■ EXERCISE INPUTS ■

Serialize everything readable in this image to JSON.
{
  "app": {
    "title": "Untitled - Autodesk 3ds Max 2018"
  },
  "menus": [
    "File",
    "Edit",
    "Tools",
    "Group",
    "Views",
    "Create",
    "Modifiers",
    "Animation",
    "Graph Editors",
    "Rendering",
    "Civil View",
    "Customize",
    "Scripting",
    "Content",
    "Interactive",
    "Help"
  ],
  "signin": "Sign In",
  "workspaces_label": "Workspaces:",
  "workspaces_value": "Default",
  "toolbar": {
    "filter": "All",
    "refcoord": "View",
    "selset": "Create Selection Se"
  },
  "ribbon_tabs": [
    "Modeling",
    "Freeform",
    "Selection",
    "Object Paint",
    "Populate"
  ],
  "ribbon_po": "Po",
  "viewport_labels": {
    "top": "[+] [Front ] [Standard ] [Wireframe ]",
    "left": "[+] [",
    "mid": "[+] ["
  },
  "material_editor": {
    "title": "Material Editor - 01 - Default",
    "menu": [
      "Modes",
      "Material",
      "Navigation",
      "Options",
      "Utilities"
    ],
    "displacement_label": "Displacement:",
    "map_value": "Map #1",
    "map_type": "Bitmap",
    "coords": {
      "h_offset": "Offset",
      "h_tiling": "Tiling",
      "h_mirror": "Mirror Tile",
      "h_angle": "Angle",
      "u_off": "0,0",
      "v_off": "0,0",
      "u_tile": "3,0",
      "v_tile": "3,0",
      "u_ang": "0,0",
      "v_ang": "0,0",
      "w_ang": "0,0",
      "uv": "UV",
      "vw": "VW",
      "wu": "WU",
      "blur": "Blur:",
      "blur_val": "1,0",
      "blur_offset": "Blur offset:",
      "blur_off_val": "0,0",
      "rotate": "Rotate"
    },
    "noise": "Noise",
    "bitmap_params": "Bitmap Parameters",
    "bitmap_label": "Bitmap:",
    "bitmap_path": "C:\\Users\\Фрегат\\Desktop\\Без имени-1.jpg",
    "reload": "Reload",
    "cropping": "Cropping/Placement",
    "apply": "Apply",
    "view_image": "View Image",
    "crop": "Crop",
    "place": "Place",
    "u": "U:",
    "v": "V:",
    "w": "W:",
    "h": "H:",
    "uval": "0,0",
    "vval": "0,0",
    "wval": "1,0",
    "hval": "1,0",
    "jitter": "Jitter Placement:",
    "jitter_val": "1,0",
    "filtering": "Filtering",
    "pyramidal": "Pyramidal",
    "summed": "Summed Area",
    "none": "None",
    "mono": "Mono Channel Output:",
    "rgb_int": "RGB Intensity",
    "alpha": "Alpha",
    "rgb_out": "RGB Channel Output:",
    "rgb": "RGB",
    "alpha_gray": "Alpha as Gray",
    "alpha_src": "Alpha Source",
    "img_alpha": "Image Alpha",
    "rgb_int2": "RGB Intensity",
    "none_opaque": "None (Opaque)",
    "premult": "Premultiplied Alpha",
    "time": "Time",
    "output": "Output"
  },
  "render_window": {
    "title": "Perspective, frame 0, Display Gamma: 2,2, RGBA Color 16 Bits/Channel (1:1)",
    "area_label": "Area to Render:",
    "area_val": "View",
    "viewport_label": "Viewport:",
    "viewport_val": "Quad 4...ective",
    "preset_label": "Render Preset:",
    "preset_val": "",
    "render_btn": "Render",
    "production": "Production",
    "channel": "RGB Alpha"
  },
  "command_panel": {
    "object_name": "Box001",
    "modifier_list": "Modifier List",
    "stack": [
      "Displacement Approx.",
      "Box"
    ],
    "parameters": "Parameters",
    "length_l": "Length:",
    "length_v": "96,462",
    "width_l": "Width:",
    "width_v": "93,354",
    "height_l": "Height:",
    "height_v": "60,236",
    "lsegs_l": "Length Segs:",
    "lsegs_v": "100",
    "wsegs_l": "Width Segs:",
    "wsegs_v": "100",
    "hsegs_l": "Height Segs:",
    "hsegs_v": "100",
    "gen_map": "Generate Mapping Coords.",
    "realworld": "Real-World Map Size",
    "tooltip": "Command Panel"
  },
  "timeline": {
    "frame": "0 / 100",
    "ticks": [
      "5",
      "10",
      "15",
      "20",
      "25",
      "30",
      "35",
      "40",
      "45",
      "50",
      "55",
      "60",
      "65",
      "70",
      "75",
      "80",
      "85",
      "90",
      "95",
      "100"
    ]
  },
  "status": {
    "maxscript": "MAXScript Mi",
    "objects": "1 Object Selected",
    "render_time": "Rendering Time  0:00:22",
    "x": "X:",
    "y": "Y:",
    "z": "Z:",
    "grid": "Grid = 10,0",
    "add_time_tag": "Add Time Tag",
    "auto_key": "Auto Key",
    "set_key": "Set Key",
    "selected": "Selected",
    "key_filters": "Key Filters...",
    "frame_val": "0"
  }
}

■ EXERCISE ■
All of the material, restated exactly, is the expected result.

■ SOLUTION TO THIS PROBLEM ■
Serialize everything readable in this image to JSON.
{
  "app": {
    "title": "Untitled - Autodesk 3ds Max 2018"
  },
  "menus": [
    "File",
    "Edit",
    "Tools",
    "Group",
    "Views",
    "Create",
    "Modifiers",
    "Animation",
    "Graph Editors",
    "Rendering",
    "Civil View",
    "Customize",
    "Scripting",
    "Content",
    "Interactive",
    "Help"
  ],
  "signin": "Sign In",
  "workspaces_label": "Workspaces:",
  "workspaces_value": "Default",
  "toolbar": {
    "filter": "All",
    "refcoord": "View",
    "selset": "Create Selection Se"
  },
  "ribbon_tabs": [
    "Modeling",
    "Freeform",
    "Selection",
    "Object Paint",
    "Populate"
  ],
  "ribbon_po": "Po",
  "viewport_labels": {
    "top": "[+] [Front ] [Standard ] [Wireframe ]",
    "left": "[+] [",
    "mid": "[+] ["
  },
  "material_editor": {
    "title": "Material Editor - 01 - Default",
    "menu": [
      "Modes",
      "Material",
      "Navigation",
      "Options",
      "Utilities"
    ],
    "displacement_label": "Displacement:",
    "map_value": "Map #1",
    "map_type": "Bitmap",
    "coords": {
      "h_offset": "Offset",
      "h_tiling": "Tiling",
      "h_mirror": "Mirror Tile",
      "h_angle": "Angle",
      "u_off": "0,0",
      "v_off": "0,0",
      "u_tile": "3,0",
      "v_tile": "3,0",
      "u_ang": "0,0",
      "v_ang": "0,0",
      "w_ang": "0,0",
      "uv": "UV",
      "vw": "VW",
      "wu": "WU",
      "blur": "Blur:",
      "blur_val": "1,0",
      "blur_offset": "Blur offset:",
      "blur_off_val": "0,0",
      "rotate": "Rotate"
    },
    "noise": "Noise",
    "bitmap_params": "Bitmap Parameters",
    "bitmap_label": "Bitmap:",
    "bitmap_path": "C:\\Users\\Фрегат\\Desktop\\Без имени-1.jpg",
    "reload": "Reload",
    "cropping": "Cropping/Placement",
    "apply": "Apply",
    "view_image": "View Image",
    "crop": "Crop",
    "place": "Place",
    "u": "U:",
    "v": "V:",
    "w": "W:",
    "h": "H:",
    "uval": "0,0",
    "vval": "0,0",
    "wval": "1,0",
    "hval": "1,0",
    "jitter": "Jitter Placement:",
    "jitter_val": "1,0",
    "filtering": "Filtering",
    "pyramidal": "Pyramidal",
    "summed": "Summed Area",
    "none": "None",
    "mono": "Mono Channel Output:",
    "rgb_int": "RGB Intensity",
    "alpha": "Alpha",
    "rgb_out": "RGB Channel Output:",
    "rgb": "RGB",
    "alpha_gray": "Alpha as Gray",
    "alpha_src": "Alpha Source",
    "img_alpha": "Image Alpha",
    "rgb_int2": "RGB Intensity",
    "none_opaque": "None (Opaque)",
    "premult": "Premultiplied Alpha",
    "time": "Time",
    "output": "Output"
  },
  "render_window": {
    "title": "Perspective, frame 0, Display Gamma: 2,2, RGBA Color 16 Bits/Channel (1:1)",
    "area_label": "Area to Render:",
    "area_val": "View",
    "viewport_label": "Viewport:",
    "viewport_val": "Quad 4...ective",
    "preset_label": "Render Preset:",
    "preset_val": "",
    "render_btn": "Render",
    "production": "Production",
    "channel": "RGB Alpha"
  },
  "command_panel": {
    "object_name": "Box001",
    "modifier_list": "Modifier List",
    "stack": [
      "Displacement Approx.",
      "Box"
    ],
    "parameters": "Parameters",
    "length_l": "Length:",
    "length_v": "96,462",
    "width_l": "Width:",
    "width_v": "93,354",
    "height_l": "Height:",
    "height_v": "60,236",
    "lsegs_l": "Length Segs:",
    "lsegs_v": "100",
    "wsegs_l": "Width Segs:",
    "wsegs_v": "100",
    "hsegs_l": "Height Segs:",
    "hsegs_v": "100",
    "gen_map": "Generate Mapping Coords.",
    "realworld": "Real-World Map Size",
    "tooltip": "Command Panel"
  },
  "timeline": {
    "frame": "0 / 100",
    "ticks": [
      "5",
      "10",
      "15",
      "20",
      "25",
      "30",
      "35",
      "40",
      "45",
      "50",
      "55",
      "60",
      "65",
      "70",
      "75",
      "80",
      "85",
      "90",
      "95",
      "100"
    ]
  },
  "status": {
    "maxscript": "MAXScript Mi",
    "objects": "1 Object Selected",
    "render_time": "Rendering Time  0:00:22",
    "x": "X:",
    "y": "Y:",
    "z": "Z:",
    "grid": "Grid = 10,0",
    "add_time_tag": "Add Time Tag",
    "auto_key": "Auto Key",
    "set_key": "Set Key",
    "selected": "Selected",
    "key_filters": "Key Filters...",
    "frame_val": "0"
  }
}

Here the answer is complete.